Using the listing below, work out how many lines carry the word "into", and state nothing but that number.

MATERIAL FOR THIS TASK ▸
※ ※ ※

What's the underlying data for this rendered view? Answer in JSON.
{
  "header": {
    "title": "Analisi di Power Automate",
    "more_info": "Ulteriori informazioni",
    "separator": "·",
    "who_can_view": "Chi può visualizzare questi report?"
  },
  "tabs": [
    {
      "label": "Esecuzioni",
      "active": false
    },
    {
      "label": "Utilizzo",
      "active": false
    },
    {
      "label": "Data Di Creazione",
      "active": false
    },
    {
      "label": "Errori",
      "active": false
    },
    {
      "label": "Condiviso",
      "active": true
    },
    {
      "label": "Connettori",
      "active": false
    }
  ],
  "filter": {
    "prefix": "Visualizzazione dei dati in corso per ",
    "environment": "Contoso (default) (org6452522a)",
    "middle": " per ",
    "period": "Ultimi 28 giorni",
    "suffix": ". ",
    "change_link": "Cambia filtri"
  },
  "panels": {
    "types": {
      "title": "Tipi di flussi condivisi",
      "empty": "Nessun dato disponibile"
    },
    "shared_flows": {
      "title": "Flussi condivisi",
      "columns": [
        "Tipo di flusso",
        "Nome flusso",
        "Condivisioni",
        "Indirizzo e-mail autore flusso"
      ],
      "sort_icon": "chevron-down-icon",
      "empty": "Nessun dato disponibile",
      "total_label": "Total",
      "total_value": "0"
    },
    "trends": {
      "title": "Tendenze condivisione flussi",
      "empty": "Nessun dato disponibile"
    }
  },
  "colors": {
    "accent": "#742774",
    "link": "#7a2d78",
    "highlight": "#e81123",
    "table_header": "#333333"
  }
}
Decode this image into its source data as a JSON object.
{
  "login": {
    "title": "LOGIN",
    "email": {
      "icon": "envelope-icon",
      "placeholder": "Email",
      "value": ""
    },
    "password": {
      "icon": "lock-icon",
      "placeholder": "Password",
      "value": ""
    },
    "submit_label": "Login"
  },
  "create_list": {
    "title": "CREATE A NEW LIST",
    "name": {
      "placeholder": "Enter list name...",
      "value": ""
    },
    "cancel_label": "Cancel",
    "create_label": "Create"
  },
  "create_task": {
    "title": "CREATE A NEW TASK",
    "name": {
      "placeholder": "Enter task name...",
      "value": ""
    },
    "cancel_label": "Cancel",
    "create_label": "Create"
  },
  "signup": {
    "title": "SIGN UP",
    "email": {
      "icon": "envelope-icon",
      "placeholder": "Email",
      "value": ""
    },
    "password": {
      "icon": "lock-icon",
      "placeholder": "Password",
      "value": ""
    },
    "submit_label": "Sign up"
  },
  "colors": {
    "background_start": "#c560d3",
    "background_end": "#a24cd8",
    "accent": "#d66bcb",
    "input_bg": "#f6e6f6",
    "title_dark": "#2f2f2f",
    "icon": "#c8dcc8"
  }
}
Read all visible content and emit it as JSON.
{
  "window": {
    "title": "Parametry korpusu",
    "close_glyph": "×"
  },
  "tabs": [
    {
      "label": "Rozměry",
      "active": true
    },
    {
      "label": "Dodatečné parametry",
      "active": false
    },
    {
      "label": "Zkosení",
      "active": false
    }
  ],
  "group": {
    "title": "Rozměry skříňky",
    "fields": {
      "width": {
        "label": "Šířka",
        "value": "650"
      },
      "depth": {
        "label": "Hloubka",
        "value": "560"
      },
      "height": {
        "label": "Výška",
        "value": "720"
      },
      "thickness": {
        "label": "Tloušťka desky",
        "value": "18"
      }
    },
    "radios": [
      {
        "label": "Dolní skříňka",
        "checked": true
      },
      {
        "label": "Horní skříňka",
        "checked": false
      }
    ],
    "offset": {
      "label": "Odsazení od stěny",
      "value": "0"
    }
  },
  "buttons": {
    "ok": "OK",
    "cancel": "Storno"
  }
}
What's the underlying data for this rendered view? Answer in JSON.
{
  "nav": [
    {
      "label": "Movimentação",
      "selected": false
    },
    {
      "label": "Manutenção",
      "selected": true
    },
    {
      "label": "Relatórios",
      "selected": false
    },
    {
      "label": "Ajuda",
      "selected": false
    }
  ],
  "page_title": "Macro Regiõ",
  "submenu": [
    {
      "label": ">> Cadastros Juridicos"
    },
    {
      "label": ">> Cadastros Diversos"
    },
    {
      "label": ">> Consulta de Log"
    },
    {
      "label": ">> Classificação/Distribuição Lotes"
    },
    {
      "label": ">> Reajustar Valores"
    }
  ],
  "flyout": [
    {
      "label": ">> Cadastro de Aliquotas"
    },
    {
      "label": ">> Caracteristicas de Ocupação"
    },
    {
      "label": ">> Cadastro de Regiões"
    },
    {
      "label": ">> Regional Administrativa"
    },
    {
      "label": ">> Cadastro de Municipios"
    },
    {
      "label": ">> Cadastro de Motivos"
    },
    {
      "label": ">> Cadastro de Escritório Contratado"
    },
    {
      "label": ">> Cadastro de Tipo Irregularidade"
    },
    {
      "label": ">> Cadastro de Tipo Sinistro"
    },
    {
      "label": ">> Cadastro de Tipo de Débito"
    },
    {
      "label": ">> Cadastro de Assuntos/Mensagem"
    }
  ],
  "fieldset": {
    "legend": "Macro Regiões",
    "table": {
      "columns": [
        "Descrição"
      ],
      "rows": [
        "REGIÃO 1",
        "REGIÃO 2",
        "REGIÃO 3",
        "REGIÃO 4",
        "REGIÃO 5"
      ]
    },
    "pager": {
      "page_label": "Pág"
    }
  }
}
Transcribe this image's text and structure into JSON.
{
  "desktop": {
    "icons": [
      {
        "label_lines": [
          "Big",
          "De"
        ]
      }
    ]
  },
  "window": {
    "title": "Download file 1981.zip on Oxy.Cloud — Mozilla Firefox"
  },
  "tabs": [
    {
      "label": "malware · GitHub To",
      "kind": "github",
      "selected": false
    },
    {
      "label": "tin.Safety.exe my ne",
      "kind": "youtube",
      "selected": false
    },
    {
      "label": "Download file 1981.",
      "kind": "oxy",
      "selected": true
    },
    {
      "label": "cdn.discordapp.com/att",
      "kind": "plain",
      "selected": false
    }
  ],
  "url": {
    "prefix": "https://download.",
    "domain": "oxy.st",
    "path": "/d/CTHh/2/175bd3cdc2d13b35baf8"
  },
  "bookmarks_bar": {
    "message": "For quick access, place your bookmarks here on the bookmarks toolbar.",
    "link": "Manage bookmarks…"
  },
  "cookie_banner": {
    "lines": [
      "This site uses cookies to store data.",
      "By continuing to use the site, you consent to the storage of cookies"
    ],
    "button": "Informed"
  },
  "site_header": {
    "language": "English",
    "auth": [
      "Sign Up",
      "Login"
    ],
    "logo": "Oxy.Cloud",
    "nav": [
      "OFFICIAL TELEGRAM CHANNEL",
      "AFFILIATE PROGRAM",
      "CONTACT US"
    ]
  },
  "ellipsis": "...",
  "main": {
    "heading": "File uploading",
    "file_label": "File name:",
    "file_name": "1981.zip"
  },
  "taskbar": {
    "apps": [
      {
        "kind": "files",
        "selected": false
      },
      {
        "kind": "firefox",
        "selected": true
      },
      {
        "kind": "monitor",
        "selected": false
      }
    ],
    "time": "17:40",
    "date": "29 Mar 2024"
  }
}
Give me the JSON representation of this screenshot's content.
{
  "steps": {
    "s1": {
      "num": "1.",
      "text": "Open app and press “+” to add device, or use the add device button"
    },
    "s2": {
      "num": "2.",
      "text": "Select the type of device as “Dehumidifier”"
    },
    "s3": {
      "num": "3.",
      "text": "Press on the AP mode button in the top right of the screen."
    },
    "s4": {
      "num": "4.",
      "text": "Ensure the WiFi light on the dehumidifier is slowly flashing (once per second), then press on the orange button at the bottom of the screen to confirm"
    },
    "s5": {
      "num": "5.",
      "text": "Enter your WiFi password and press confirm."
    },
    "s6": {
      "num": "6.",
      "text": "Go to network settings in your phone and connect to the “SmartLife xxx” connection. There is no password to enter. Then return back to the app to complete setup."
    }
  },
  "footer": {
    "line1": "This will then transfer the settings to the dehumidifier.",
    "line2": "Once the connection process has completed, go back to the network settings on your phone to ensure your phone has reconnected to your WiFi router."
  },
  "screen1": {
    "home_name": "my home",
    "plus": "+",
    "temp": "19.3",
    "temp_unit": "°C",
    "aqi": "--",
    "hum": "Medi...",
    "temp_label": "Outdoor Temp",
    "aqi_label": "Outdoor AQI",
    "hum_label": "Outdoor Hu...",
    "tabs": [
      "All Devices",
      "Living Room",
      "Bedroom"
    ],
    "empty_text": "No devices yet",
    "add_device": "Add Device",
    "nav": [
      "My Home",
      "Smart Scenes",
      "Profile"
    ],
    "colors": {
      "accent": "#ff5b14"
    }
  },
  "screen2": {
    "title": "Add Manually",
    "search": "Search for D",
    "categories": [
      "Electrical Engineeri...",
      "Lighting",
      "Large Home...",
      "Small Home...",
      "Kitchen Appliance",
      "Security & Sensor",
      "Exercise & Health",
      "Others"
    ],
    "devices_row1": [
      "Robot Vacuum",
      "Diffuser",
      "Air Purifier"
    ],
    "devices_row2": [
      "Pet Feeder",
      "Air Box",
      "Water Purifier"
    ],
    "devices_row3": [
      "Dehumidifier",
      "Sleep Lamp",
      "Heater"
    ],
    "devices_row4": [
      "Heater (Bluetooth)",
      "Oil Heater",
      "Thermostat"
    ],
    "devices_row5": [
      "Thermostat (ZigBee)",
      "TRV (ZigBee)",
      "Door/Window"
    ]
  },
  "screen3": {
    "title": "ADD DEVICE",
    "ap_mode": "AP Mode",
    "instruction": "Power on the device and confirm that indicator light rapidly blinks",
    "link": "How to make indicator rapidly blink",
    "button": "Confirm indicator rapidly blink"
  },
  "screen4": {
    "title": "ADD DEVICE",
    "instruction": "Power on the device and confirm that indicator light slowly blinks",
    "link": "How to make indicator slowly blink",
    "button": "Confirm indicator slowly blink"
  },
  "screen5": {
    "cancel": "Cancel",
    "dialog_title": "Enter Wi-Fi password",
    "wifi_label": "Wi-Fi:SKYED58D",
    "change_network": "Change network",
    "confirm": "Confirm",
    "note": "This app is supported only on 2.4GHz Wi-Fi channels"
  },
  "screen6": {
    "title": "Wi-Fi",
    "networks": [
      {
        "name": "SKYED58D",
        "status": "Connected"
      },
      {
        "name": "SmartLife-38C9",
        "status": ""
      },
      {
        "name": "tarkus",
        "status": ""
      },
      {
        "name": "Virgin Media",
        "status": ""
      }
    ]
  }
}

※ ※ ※

TASK RESPONSE ▸ 2